The Buchanan laryngectomy protector is a composite good of foam and textile materials. The foam accounts for most of the weight and all of the function of the article. It is therefore classified by GRI 3(b) in subheading 3926.90.98, HTSUS, the provision for "Other articles of plastics and articles of other materials of headings 3901 to 3914: Other: Other."
The Romet laryngectomy filter cover is worn much like a necktie or cravat. It hides the stoma in a stylish way. It is therefore classified in subheading 6117.80.9510, HTSUSA, the provision for “Other made up clothing accessories, knitted or crocheted; knitted or crocheted parts of garments or of clothing accessories: Other accessories: Other: Of cotton.”
The Romet laryngectomy filter cover is classified in subheading 6117.80.9510, HTSUSA, the provision for “Other made up clothing accessories, knitted or crocheted; knitted or crocheted parts of garments or of clothing accessories: Other accessories: Other: Of cotton,” in quota category 359. The duty rate is 14.6% ad valorem.
The designated textile and apparel category may be subdivided into parts. If so, the visa and quota requirements applicable to the subject merchandise may be affected. Since part categories are the result of international bilateral agreements which are subject to frequent renegotiations and changes, to obtain the most current information available we suggest you check, close to the time of shipment, the Textile Status Report for Absolute Quotas, available on the CBP website at www.cbp.gov.
Due to the changeable nature of the statistical annotation (the ninth and tenth digits of the classification) and the restraint (quota/visa) categories, you should contact the local CBP office prior to importation of this merchandise to determine the current status of any import restraints or requirements.
The Stomafoam squares are classified in subheading 3919.90.5060, HTSUSA, the provision for "Self-adhesive plates, sheets, film, foil, tape, strip and other flat shapes, of plastics, whether or not in rolls: Other: Other: Other." The rate of duty is 5.8% ad valorem.
The Buchanan laryngectomy protector is classified in 3926.90.9880, HTSUSA, the provision for "Other articles of plastics and articles of other materials of headings 3901 to 3914: Other: Other: Other" The rate of duty is 5.3% ad valorem.
However, duty free status under subheading 9817.00.96, HTSUS, for all three articles, is unaffected.
Duty rates are provided for your convenience and are subject to change.
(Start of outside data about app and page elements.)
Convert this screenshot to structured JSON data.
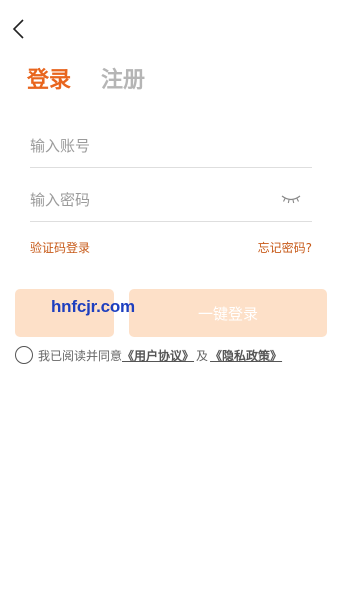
{
  "tabs": {
    "login": "登录",
    "register": "注册"
  },
  "form": {
    "account_placeholder": "输入账号",
    "password_placeholder": "输入密码"
  },
  "links": {
    "sms_login": "验证码登录",
    "forgot_password": "忘记密码?"
  },
  "buttons": {
    "one_click_login": "一键登录"
  },
  "watermark": "hnfcjr.com",
  "agreement": {
    "prefix": "我已阅读并同意",
    "user_agreement": "《用户协议》",
    "and": "及",
    "privacy_policy": "《隐私政策》"
  },
  "colors": {
    "accent": "#e8651e",
    "button_bg": "#fde0c8",
    "link": "#c75a19"
  },
  "icons": {
    "back": "chevron-left-icon",
    "password_visibility": "eye-closed-icon"
  }
}
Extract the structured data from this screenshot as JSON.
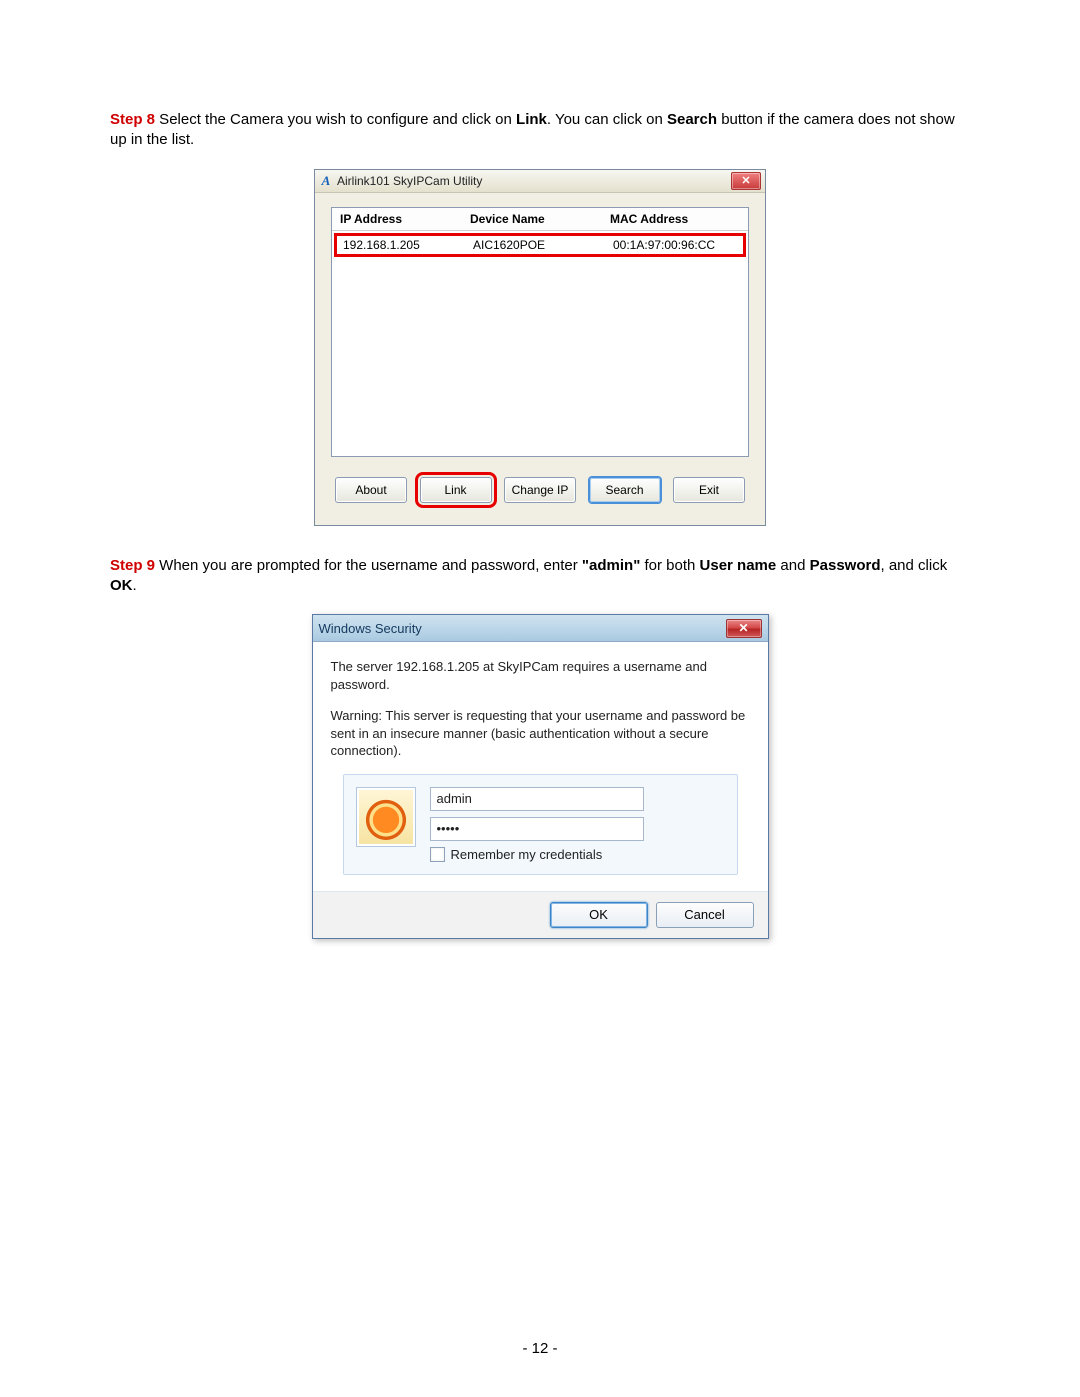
{
  "step8": {
    "label": "Step 8",
    "text_a": " Select the Camera you wish to configure and click on ",
    "bold_link": "Link",
    "text_b": ". You can click on ",
    "bold_search": "Search",
    "text_c": " button if the camera does not show up in the list."
  },
  "util": {
    "title": "Airlink101 SkyIPCam Utility",
    "app_icon_glyph": "A",
    "close_glyph": "✕",
    "columns": {
      "ip": "IP Address",
      "name": "Device Name",
      "mac": "MAC Address"
    },
    "rows": [
      {
        "ip": "192.168.1.205",
        "name": "AIC1620POE",
        "mac": "00:1A:97:00:96:CC"
      }
    ],
    "buttons": {
      "about": "About",
      "link": "Link",
      "change_ip": "Change IP",
      "search": "Search",
      "exit": "Exit"
    }
  },
  "step9": {
    "label": "Step 9",
    "text_a": " When you are prompted for the username and password, enter ",
    "bold_admin": "\"admin\"",
    "text_b": " for both ",
    "bold_user": "User name",
    "text_c": " and ",
    "bold_pass": "Password",
    "text_d": ", and click ",
    "bold_ok": "OK",
    "text_e": "."
  },
  "sec": {
    "title": "Windows Security",
    "close_glyph": "✕",
    "line1": "The server 192.168.1.205 at SkyIPCam requires a username and password.",
    "line2": "Warning: This server is requesting that your username and password be sent in an insecure manner (basic authentication without a secure connection).",
    "username_value": "admin",
    "password_value": "•••••",
    "remember_label": "Remember my credentials",
    "ok": "OK",
    "cancel": "Cancel"
  },
  "page_number": "- 12 -"
}
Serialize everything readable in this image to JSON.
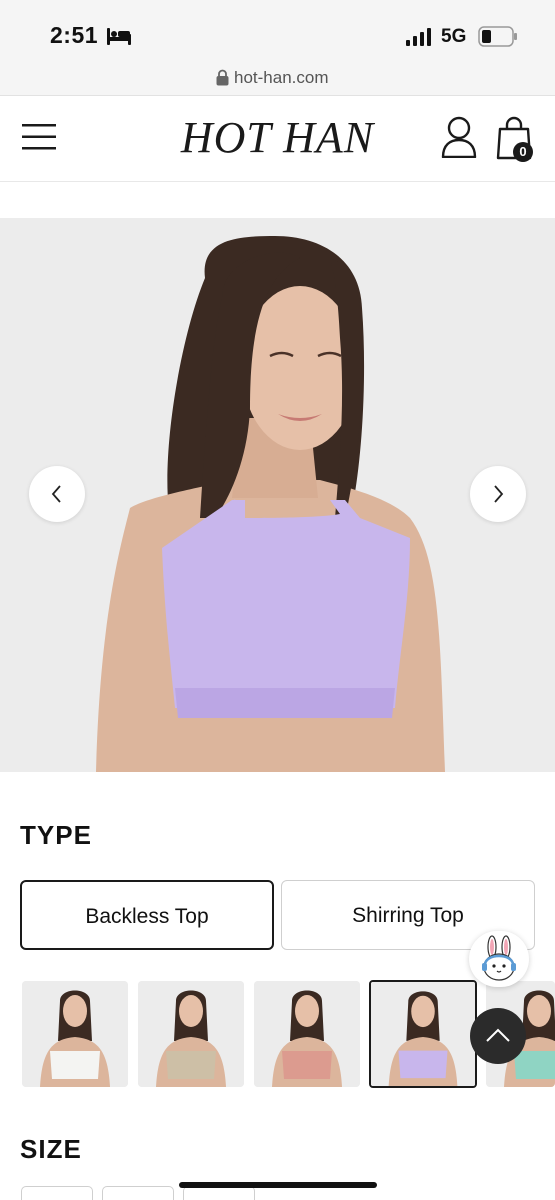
{
  "status_bar": {
    "time": "2:51",
    "network": "5G",
    "icons": [
      "bed-icon",
      "signal-icon",
      "battery-icon"
    ]
  },
  "browser": {
    "url": "hot-han.com",
    "lock_icon": "lock-icon"
  },
  "header": {
    "brand": "HOT HAN",
    "cart_count": "0",
    "icons": [
      "menu-icon",
      "account-icon",
      "cart-icon"
    ]
  },
  "gallery": {
    "image": "model wearing lavender halter bra top",
    "controls": [
      "chevron-left-icon",
      "chevron-right-icon"
    ]
  },
  "type_section": {
    "title": "TYPE",
    "options": [
      "Backless Top",
      "Shirring Top"
    ],
    "selected": "Backless Top"
  },
  "colors": {
    "swatches": [
      {
        "name": "white",
        "hex": "#f4f4f2"
      },
      {
        "name": "beige",
        "hex": "#cdbfa6"
      },
      {
        "name": "pink",
        "hex": "#dc9b8f"
      },
      {
        "name": "lavender",
        "hex": "#c8b6ec"
      },
      {
        "name": "mint",
        "hex": "#8fd4c3"
      }
    ],
    "selected": "lavender"
  },
  "size_section": {
    "title": "SIZE"
  },
  "floating": {
    "chat": "chat-bunny-icon",
    "scroll_top": "chevron-up-icon"
  },
  "colors_ui": {
    "accent": "#1a1a1a",
    "background": "#ffffff",
    "image_background": "#ececec"
  }
}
The text of the most recent HTSUS and the accompanying duty rates are provided on the World Wide Web at www.usitc.gov.
EFFECT ON OTHER RULINGS:
HQ 951654, dated July 2, 1992, is revoked.
In accordance with 19 U.S.C. §1625(c)(1), this ruling will become effective 60 days after its publication in the Customs Bulletin.
Myles B. Harmon, Director
Commercial Rulings Division